Rani was the strongest, sanest, smartest and more responsible of the two. She had learned to read English and Hindi in her years with us. Jamila must have had a learning disability because try as we might she did not learn to count to ten. Yet she could speak English with ease and her Aari embroidery work was impeccable. Rani and Jamila were heading home to their village, a call from an Oasis social worker informed me.
Deeply grieved at the way in which the girls left, I struggled to make sense of the years of investment in their lives. 2008 were “early days” in aftercare, days when I blamed myself for relationships that went south. I wondered if our work had any real significance. I wondered if what we did mattered. I began to lose faith. It was the beginning of my long years of disillusionment, where my work went forward only because I clung to Greg's unshakable faith in our calling.
I had come to the end of my belief in myself and my ability to make any difference. I blindly stepped along a path that wound along the edge of a very deep precipice. The white fog was so thick I could only see the next step and the next. Night after night I wept and grieved, and the fog that surrounded me became my truth.
Years later the view would clear, and I would glimpse the truth that was there all along, but that I was unable to see. That the mountains were beautiful, the girls were beautiful, life was beautiful, my husband was, yes beautiful, as were my precious children, and that I was lucky to be alive. I learned the hard lesson that all sense of control was an illusion and that though my dreams for the freedom of girls were good, there was not one single “outcome” I could be sure of. Girls changed from day to day like the mountain weather of Ooty, instantaneous, fitful, and without warning.
Rani and Jamila typified what happened to most of our girls in our Afterare home.
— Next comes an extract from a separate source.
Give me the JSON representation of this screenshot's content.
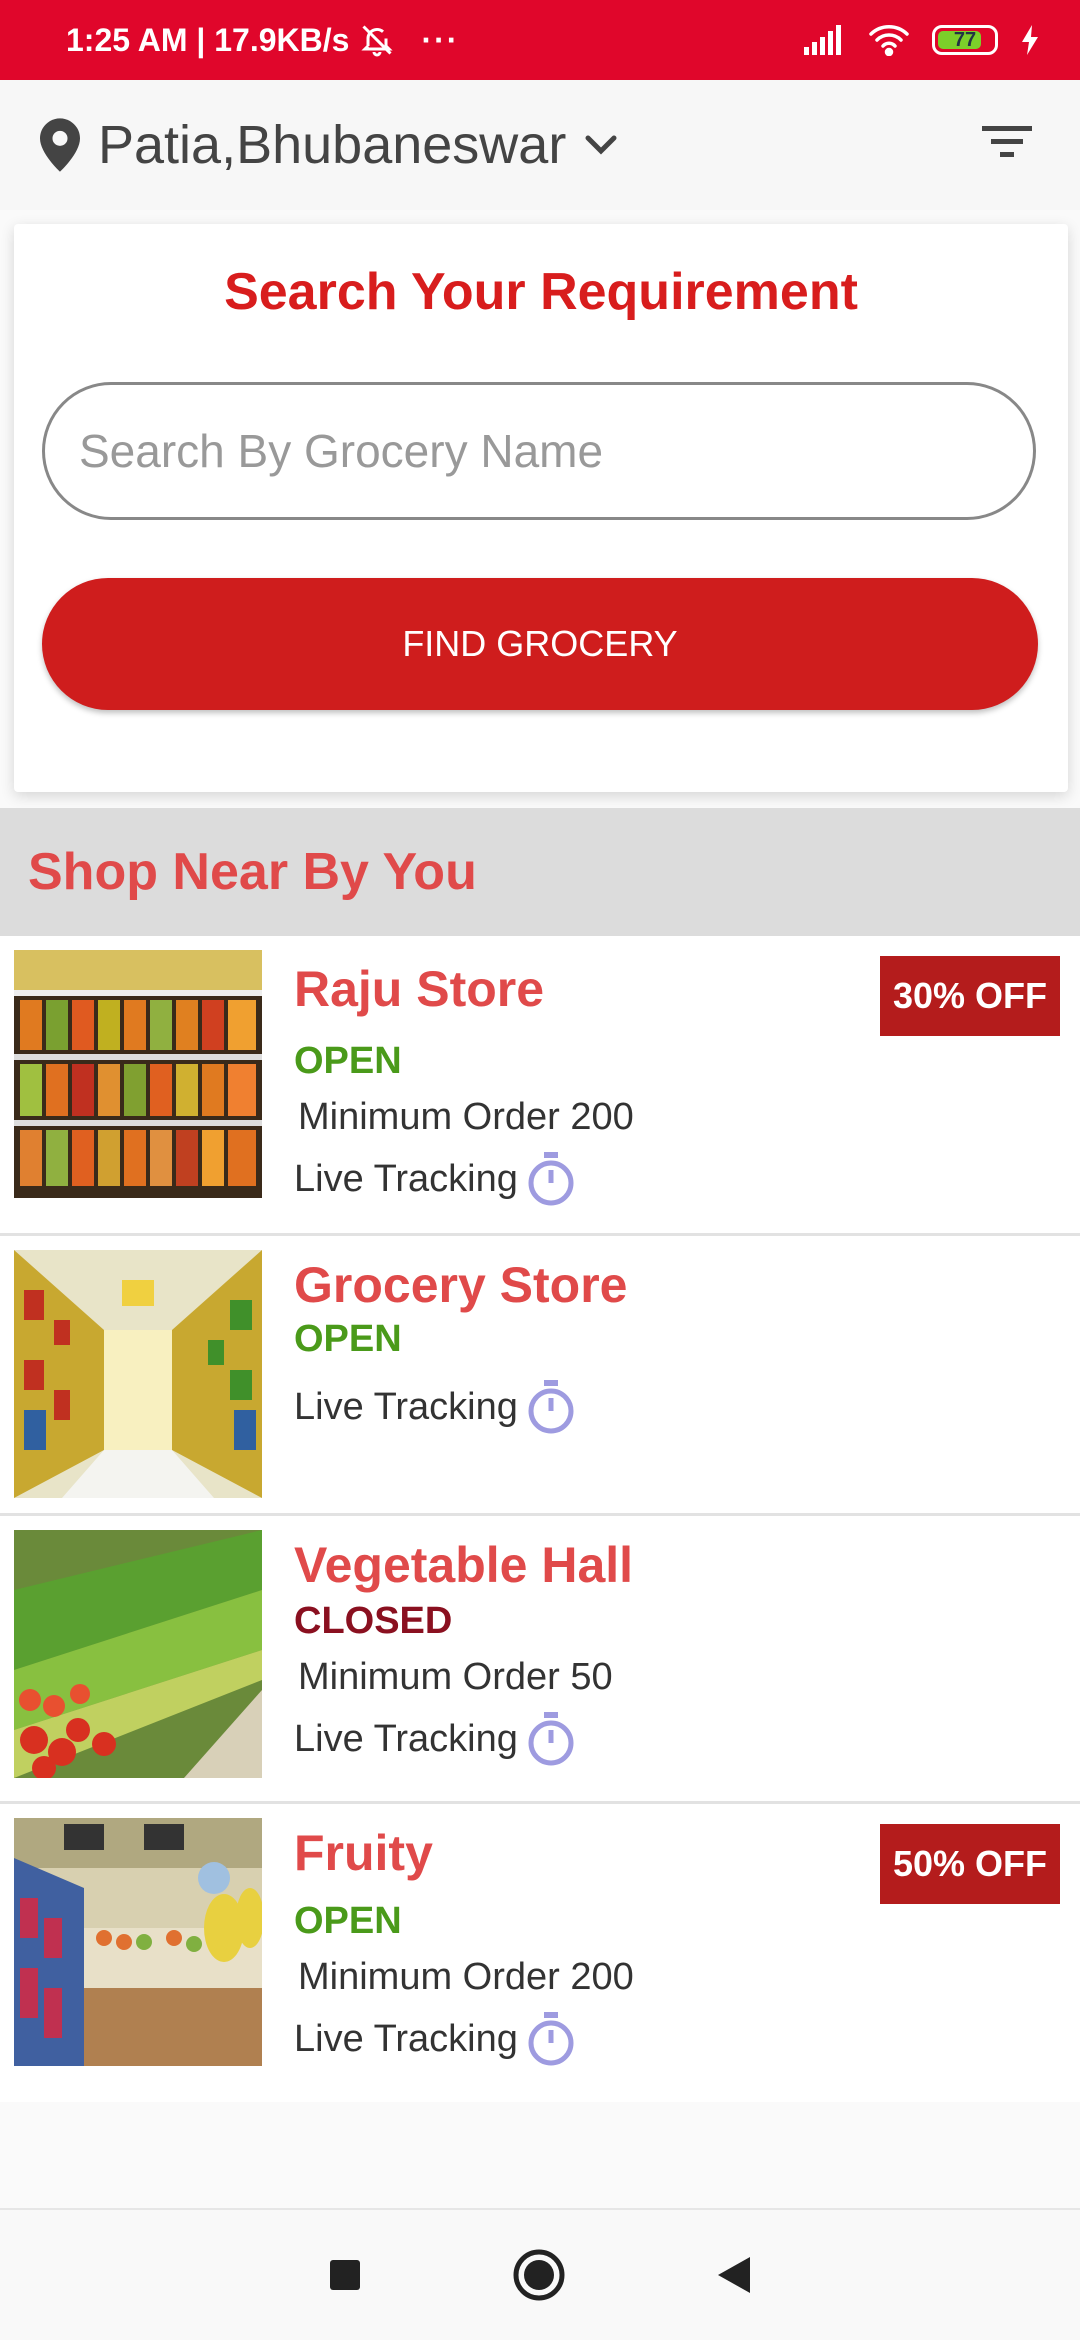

We counseled, educated, doctored, employed, dressed, fed, and entertained them for years. We agonized and prayed for them, found schools for their children and hospitals for their illness. Our gifts streamed in an unending and unbroken line.
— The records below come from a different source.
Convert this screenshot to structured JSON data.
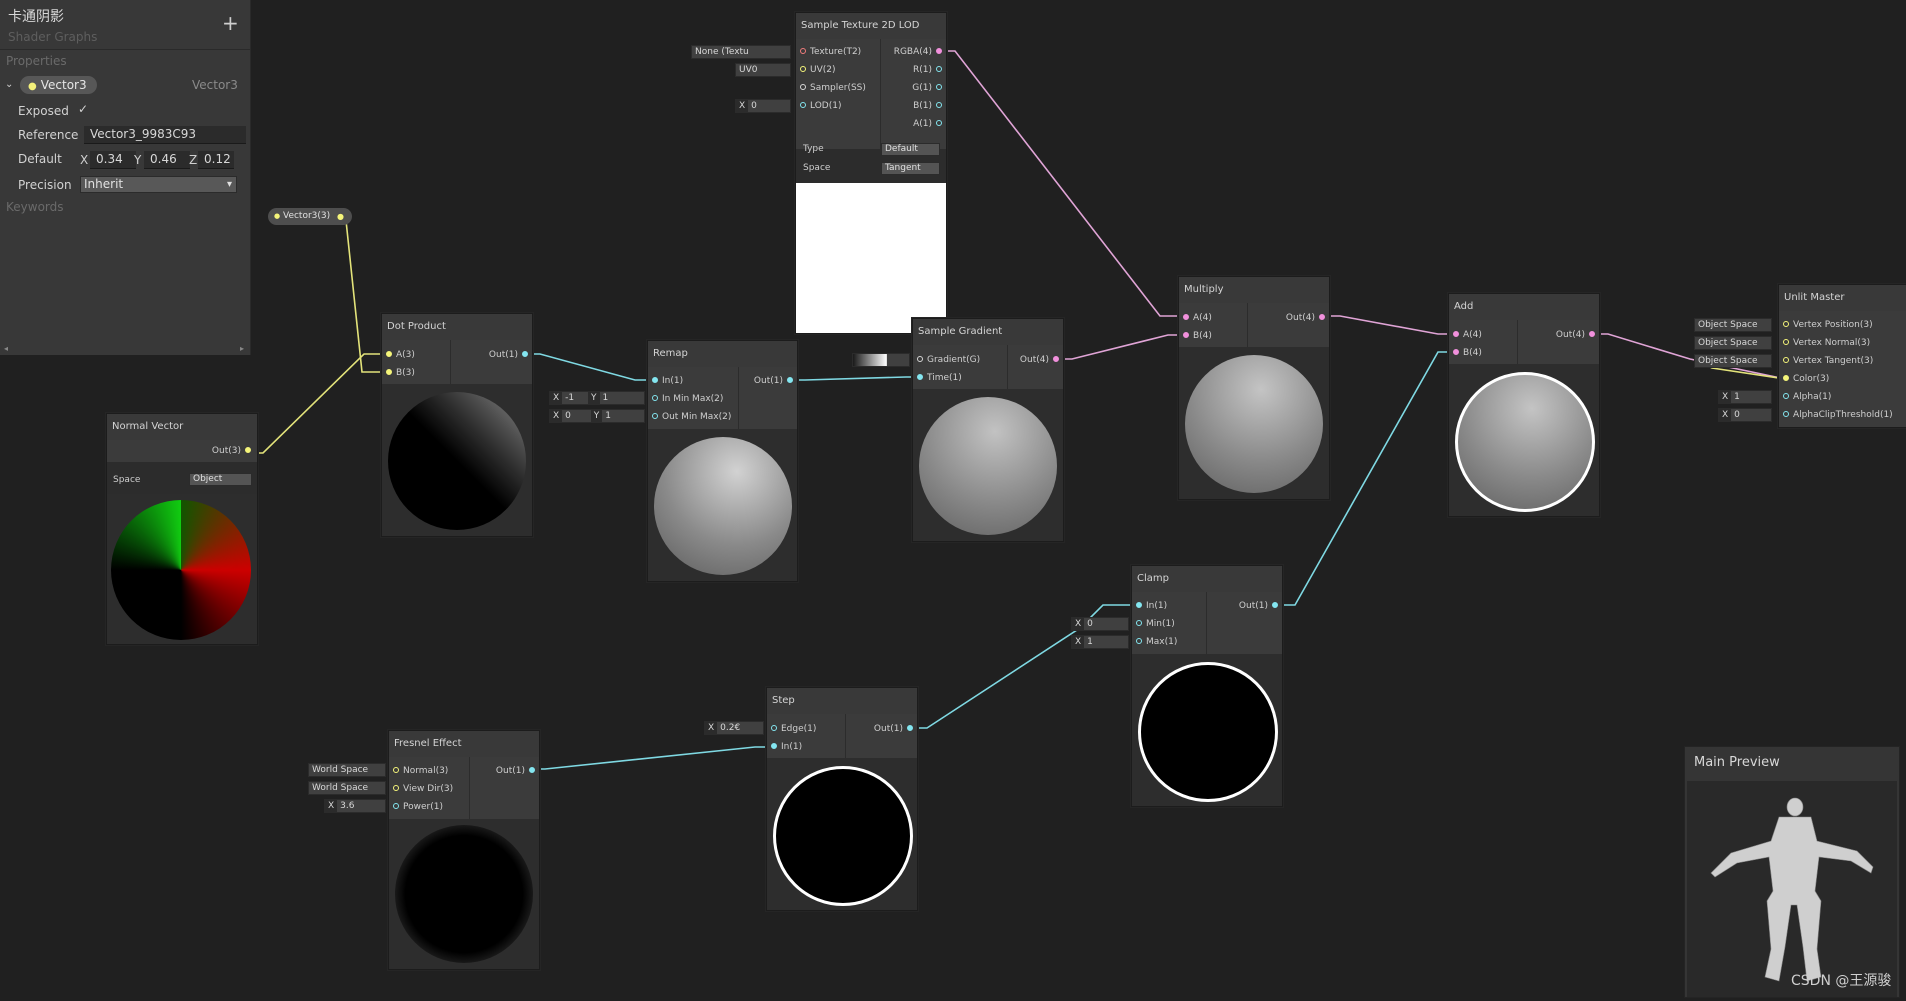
{
  "blackboard": {
    "title": "卡通阴影",
    "subtitle": "Shader Graphs",
    "add_label": "+",
    "properties_label": "Properties",
    "keywords_label": "Keywords",
    "property": {
      "name": "Vector3",
      "type": "Vector3",
      "exposed_label": "Exposed",
      "exposed_check": "✓",
      "reference_label": "Reference",
      "reference_value": "Vector3_9983C93",
      "default_label": "Default",
      "x_label": "X",
      "x": "0.34",
      "y_label": "Y",
      "y": "0.46",
      "z_label": "Z",
      "z": "0.12",
      "precision_label": "Precision",
      "precision_value": "Inherit"
    }
  },
  "vector_prop_node": {
    "label": "Vector3(3)"
  },
  "normal_vector": {
    "title": "Normal Vector",
    "out": "Out(3)",
    "space_label": "Space",
    "space_value": "Object"
  },
  "dot_product": {
    "title": "Dot Product",
    "a": "A(3)",
    "b": "B(3)",
    "out": "Out(1)"
  },
  "remap": {
    "title": "Remap",
    "in": "In(1)",
    "in_min_max": "In Min Max(2)",
    "out_min_max": "Out Min Max(2)",
    "out": "Out(1)",
    "in_x": "-1",
    "in_y": "1",
    "out_x": "0",
    "out_y": "1",
    "x": "X",
    "y": "Y"
  },
  "sample_texture": {
    "title": "Sample Texture 2D LOD",
    "inputs": [
      "Texture(T2)",
      "UV(2)",
      "Sampler(SS)",
      "LOD(1)"
    ],
    "outputs": [
      "RGBA(4)",
      "R(1)",
      "G(1)",
      "B(1)",
      "A(1)"
    ],
    "type_label": "Type",
    "type_value": "Default",
    "space_label": "Space",
    "space_value": "Tangent",
    "texture_stub": "None (Textu",
    "uv_stub": "UV0",
    "lod_stub": "0"
  },
  "sample_gradient": {
    "title": "Sample Gradient",
    "gradient": "Gradient(G)",
    "time": "Time(1)",
    "out": "Out(4)"
  },
  "multiply": {
    "title": "Multiply",
    "a": "A(4)",
    "b": "B(4)",
    "out": "Out(4)"
  },
  "add": {
    "title": "Add",
    "a": "A(4)",
    "b": "B(4)",
    "out": "Out(4)"
  },
  "unlit_master": {
    "title": "Unlit Master",
    "inputs": [
      "Vertex Position(3)",
      "Vertex Normal(3)",
      "Vertex Tangent(3)",
      "Color(3)",
      "Alpha(1)",
      "AlphaClipThreshold(1)"
    ],
    "stubs": [
      "Object Space",
      "Object Space",
      "Object Space"
    ],
    "alpha_value": "1",
    "clip_value": "0"
  },
  "clamp": {
    "title": "Clamp",
    "in": "In(1)",
    "min": "Min(1)",
    "max": "Max(1)",
    "out": "Out(1)",
    "min_value": "0",
    "max_value": "1"
  },
  "step": {
    "title": "Step",
    "edge": "Edge(1)",
    "in": "In(1)",
    "out": "Out(1)",
    "edge_value": "0.2€"
  },
  "fresnel": {
    "title": "Fresnel Effect",
    "normal": "Normal(3)",
    "view_dir": "View Dir(3)",
    "power": "Power(1)",
    "out": "Out(1)",
    "normal_stub": "World Space",
    "view_stub": "World Space",
    "power_value": "3.6"
  },
  "main_preview": {
    "title": "Main Preview"
  },
  "watermark": "CSDN @王源骏",
  "colors": {
    "vector1": "#84e6f0",
    "vector3": "#f5f57a",
    "vector4": "#f190dc",
    "background": "#202020"
  }
}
Yet they would come to a point, usually when they had moved from the Aftercare home, Roja to an independent hostel. While continuing to work for us they would do something to deliberately distance themselves from Freedom Firm and then disappear. I often thought if they would just come to us and say they wanted to go home, we would throw them a proper goodbye party and with all our blessings, send them on their way. But closure never happened that way. Perhaps we never really gave them that option, perhaps they recognized how much leaving Ooty might disappoint us. Whatever the psychology behind their disappearance, closure often took the form of wrongdoing on their part before a final break.
Rani called me one day about a year after she had left Ooty. Her voice crackled with a bad cellphone connection, but I could hear her tears.
“Didi, I am sorry I took the money. It was wrong, please forgive me.” Relief that she was alive and safe overtook me. My doubts, anger, and disappointment rolled away. I reassured her of my love and that there was always an open door for her in Freedom Firm.
I didn't hear from her for four years and then, there she was, throwing her arms around me, telling me how much she had missed me and wanting me to know and love her family.
(Read blogs back to part 1 of 4 for the continuation of this story!)